    Yum, and don't forget you need something starchy and delicious to sop up the juices with: polenta, garlic mash, potato pancakes....

    3 Replies
    1. re: mamachef

      Absolutely right.

      Brown well. Remove. Brown six or eight or ten thinly sliced onions in the same pan. Add a couple of carrots, a couple ribs celery, a couple cloves garlic. When nicely browned, deglaze with a little wine (optional) and about a quart of beef or chicken stock and maybe some V8 or Tomato juice or tomato paste or even ketchup -- your choice. Salt and pepper to taste.

      Braise in oven at 300F for four or six hours -- it's done when a fork slides in and out easily, then refrigerate overnight. Next day, skim and slice, then reheat for about an hour. You can thicken the sauce with a roux or a beurre manie or cornstarch, or just buzz up the veg into the gravy to thicken it if you don't want all that starch/carbs.

      Remember, a brisket is basically just a pot roast, so any recipe that works for that should work okay for a brisket...maybe just cook a little longer.

      1. re: acgold7

        Good on using the veg to thicken: I think that's actually my favorite part of the meal. But if you do head for something in the sweetish/sourish vein, also remember that boxed gingersnaps make an outstanding thickener without adding much sweetness at all. Would work w/ acgold7's recipe just as well.

        1. re: mamachef

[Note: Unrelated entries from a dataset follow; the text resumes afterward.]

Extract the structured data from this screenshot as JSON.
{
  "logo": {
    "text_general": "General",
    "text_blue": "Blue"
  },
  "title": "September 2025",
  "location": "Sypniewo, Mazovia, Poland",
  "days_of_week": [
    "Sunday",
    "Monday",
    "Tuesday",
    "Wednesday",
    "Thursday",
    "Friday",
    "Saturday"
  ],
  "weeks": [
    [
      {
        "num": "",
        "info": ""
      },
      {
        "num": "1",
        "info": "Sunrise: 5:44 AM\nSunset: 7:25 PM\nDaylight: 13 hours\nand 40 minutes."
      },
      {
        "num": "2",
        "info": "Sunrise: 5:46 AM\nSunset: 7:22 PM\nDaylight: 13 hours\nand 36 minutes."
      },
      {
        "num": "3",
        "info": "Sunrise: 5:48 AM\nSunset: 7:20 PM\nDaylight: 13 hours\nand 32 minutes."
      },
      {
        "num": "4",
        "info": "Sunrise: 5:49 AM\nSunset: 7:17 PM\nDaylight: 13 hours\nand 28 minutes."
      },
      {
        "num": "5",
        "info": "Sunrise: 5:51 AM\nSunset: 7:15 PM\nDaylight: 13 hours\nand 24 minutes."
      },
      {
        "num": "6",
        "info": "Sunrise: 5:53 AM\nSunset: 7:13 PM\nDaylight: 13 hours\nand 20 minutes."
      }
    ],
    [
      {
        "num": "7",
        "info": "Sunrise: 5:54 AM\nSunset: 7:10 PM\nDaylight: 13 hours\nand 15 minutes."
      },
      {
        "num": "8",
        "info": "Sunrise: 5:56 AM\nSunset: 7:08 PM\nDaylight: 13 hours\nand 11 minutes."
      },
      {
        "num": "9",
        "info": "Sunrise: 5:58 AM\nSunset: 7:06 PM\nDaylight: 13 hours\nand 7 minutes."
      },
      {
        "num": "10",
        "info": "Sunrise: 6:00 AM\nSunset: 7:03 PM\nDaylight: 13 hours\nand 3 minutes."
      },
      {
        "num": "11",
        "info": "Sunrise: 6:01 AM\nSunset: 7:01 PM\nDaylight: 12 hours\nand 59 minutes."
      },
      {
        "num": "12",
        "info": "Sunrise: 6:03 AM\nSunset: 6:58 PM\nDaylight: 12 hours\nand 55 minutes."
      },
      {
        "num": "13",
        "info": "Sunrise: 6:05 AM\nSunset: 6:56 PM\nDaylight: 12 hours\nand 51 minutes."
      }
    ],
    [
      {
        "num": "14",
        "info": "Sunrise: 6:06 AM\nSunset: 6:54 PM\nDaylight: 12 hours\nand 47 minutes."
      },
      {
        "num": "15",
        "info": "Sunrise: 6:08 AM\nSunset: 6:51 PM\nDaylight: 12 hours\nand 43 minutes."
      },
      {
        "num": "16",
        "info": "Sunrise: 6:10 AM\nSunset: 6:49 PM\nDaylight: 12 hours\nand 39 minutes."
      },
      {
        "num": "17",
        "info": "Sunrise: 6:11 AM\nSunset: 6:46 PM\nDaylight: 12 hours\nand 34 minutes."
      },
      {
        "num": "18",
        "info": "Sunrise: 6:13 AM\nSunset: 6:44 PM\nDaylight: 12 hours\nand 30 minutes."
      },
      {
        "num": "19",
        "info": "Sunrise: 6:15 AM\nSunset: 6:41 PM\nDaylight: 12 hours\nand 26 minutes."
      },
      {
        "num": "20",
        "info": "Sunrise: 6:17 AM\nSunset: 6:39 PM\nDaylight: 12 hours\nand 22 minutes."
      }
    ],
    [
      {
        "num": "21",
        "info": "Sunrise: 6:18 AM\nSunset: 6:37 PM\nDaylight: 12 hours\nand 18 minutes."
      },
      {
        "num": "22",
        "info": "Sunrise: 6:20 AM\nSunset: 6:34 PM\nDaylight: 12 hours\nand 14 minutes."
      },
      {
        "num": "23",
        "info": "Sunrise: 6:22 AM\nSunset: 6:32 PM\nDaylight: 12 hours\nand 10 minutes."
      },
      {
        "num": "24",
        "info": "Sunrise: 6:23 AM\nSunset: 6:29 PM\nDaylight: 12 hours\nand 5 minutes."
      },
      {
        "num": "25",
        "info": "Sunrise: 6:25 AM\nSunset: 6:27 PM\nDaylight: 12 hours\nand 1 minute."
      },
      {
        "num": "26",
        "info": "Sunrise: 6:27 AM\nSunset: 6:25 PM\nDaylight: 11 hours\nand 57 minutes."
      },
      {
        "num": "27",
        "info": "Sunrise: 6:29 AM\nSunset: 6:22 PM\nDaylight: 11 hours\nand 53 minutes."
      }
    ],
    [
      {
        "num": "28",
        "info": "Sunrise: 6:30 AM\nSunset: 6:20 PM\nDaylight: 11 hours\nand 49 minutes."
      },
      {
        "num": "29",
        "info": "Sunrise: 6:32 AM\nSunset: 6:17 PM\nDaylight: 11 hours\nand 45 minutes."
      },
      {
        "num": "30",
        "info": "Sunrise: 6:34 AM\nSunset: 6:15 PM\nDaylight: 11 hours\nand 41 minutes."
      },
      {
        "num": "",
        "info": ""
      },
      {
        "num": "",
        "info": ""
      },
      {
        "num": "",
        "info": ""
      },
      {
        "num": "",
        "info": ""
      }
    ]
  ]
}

          All good advice. I like to brown and deglaze seperately in a frying pan some wine and dump that in the pan. That gives more control then working within a pot or hotel pan. I've always done mine on a bed of sliced, raw onions in the pan with more onions that were saute'd in the same pan that I browned the meat in and add garlic a few mintutes before I pull it and add it to the browned meat. I also add a few sliced carrots,celery ribs,and quartered potatoes for the inital serving before the rest is used for sandwiches. The "sauce" that I use is multi fold as it's also reserved, frozen, and used in other recipes such as my cabbage soup. My basic sauce mixture has varied over the years, but I've stayed pretty loyal to equal parts of catsup and water, 1c ea. mixed with 3/4 c of brown sugar and a half cup of white vinegar, salt,pepper,and some msg. If you have some real beef soup base rather then boullion, use a tablespoon in the sauce mix too. Double this if necessary or using a double cut brisket. This makes for a wonderful sweet sour sauce and enough to keep the brisket submerged the entire 4 hours or so. I'll also turn the meat with tongs on the hour keeping it submerged. Since I use the sauce later for other things, I defat the sauce after cooking and cooling enough to use a defatter and return the sauce and meat into a pan and let the brisket sit in all the juice. When it cools enough to slice, it's returned back into the defatted juice and vegetables and placed in the fridge until the next day. I'll serve with the sauce either reheated in the oven or microwaved and then freeze the remainig strained sauce in small glad containers. Dropping these frozen chunks of brisket sauce at a latter time into your cabbage soup is a deli secret for building more flavor. I don't use my Tramotina dutch oven in the oven and use foil on a hotel pan instead. Until I buy heat resistant knobs, covering them with foil has already melted them, and the foil on a steam table pan works well inside the oven. Just make sure that the meat constantly stays submerged and always covered in sauce. You can add more flavor to the meat especially if you're going to use it for sandwiches by preparing a simple rub of onion and garlic powder, paprika,celery salt,and pepper the day you bring it home and wrap in plastic wrap for at least a day, just before your brown it . This is a bit overkill with the sauce, but it's well worth for other recipes later.